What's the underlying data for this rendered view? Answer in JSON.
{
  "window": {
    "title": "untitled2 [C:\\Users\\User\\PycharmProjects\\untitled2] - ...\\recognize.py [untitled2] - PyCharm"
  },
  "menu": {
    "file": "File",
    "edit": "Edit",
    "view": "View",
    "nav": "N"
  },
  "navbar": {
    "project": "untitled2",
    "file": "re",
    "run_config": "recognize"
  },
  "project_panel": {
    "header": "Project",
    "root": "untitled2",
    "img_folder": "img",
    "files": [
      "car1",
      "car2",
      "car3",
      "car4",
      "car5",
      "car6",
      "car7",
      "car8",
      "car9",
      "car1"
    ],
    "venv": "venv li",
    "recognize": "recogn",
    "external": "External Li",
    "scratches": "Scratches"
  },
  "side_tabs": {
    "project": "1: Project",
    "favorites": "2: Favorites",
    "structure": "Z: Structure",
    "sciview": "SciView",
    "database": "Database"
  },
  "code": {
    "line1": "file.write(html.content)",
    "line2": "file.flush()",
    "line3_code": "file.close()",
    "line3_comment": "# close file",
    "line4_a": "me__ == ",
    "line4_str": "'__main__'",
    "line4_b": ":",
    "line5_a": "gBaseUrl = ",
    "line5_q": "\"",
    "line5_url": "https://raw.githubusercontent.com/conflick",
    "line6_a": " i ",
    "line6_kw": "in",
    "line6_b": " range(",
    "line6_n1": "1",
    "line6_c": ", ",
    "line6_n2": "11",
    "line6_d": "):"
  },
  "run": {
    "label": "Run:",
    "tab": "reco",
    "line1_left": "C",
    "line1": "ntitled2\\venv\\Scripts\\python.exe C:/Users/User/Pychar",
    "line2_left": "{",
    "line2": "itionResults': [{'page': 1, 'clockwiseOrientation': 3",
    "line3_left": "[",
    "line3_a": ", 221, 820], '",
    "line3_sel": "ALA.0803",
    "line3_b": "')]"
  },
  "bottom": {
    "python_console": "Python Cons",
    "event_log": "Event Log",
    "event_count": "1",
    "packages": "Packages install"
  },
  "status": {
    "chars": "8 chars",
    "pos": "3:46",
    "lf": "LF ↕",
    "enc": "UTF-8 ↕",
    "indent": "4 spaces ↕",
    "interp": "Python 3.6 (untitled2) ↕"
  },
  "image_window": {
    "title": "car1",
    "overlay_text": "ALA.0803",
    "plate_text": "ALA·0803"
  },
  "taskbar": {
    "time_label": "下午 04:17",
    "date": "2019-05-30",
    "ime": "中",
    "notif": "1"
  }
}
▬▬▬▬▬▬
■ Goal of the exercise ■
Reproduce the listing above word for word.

■ Task answer ■
What's the underlying data for this rendered view? Answer in JSON.
{
  "window": {
    "title": "untitled2 [C:\\Users\\User\\PycharmProjects\\untitled2] - ...\\recognize.py [untitled2] - PyCharm"
  },
  "menu": {
    "file": "File",
    "edit": "Edit",
    "view": "View",
    "nav": "N"
  },
  "navbar": {
    "project": "untitled2",
    "file": "re",
    "run_config": "recognize"
  },
  "project_panel": {
    "header": "Project",
    "root": "untitled2",
    "img_folder": "img",
    "files": [
      "car1",
      "car2",
      "car3",
      "car4",
      "car5",
      "car6",
      "car7",
      "car8",
      "car9",
      "car1"
    ],
    "venv": "venv li",
    "recognize": "recogn",
    "external": "External Li",
    "scratches": "Scratches"
  },
  "side_tabs": {
    "project": "1: Project",
    "favorites": "2: Favorites",
    "structure": "Z: Structure",
    "sciview": "SciView",
    "database": "Database"
  },
  "code": {
    "line1": "file.write(html.content)",
    "line2": "file.flush()",
    "line3_code": "file.close()",
    "line3_comment": "# close file",
    "line4_a": "me__ == ",
    "line4_str": "'__main__'",
    "line4_b": ":",
    "line5_a": "gBaseUrl = ",
    "line5_q": "\"",
    "line5_url": "https://raw.githubusercontent.com/conflick",
    "line6_a": " i ",
    "line6_kw": "in",
    "line6_b": " range(",
    "line6_n1": "1",
    "line6_c": ", ",
    "line6_n2": "11",
    "line6_d": "):"
  },
  "run": {
    "label": "Run:",
    "tab": "reco",
    "line1_left": "C",
    "line1": "ntitled2\\venv\\Scripts\\python.exe C:/Users/User/Pychar",
    "line2_left": "{",
    "line2": "itionResults': [{'page': 1, 'clockwiseOrientation': 3",
    "line3_left": "[",
    "line3_a": ", 221, 820], '",
    "line3_sel": "ALA.0803",
    "line3_b": "')]"
  },
  "bottom": {
    "python_console": "Python Cons",
    "event_log": "Event Log",
    "event_count": "1",
    "packages": "Packages install"
  },
  "status": {
    "chars": "8 chars",
    "pos": "3:46",
    "lf": "LF ↕",
    "enc": "UTF-8 ↕",
    "indent": "4 spaces ↕",
    "interp": "Python 3.6 (untitled2) ↕"
  },
  "image_window": {
    "title": "car1",
    "overlay_text": "ALA.0803",
    "plate_text": "ALA·0803"
  },
  "taskbar": {
    "time_label": "下午 04:17",
    "date": "2019-05-30",
    "ime": "中",
    "notif": "1"
  }
}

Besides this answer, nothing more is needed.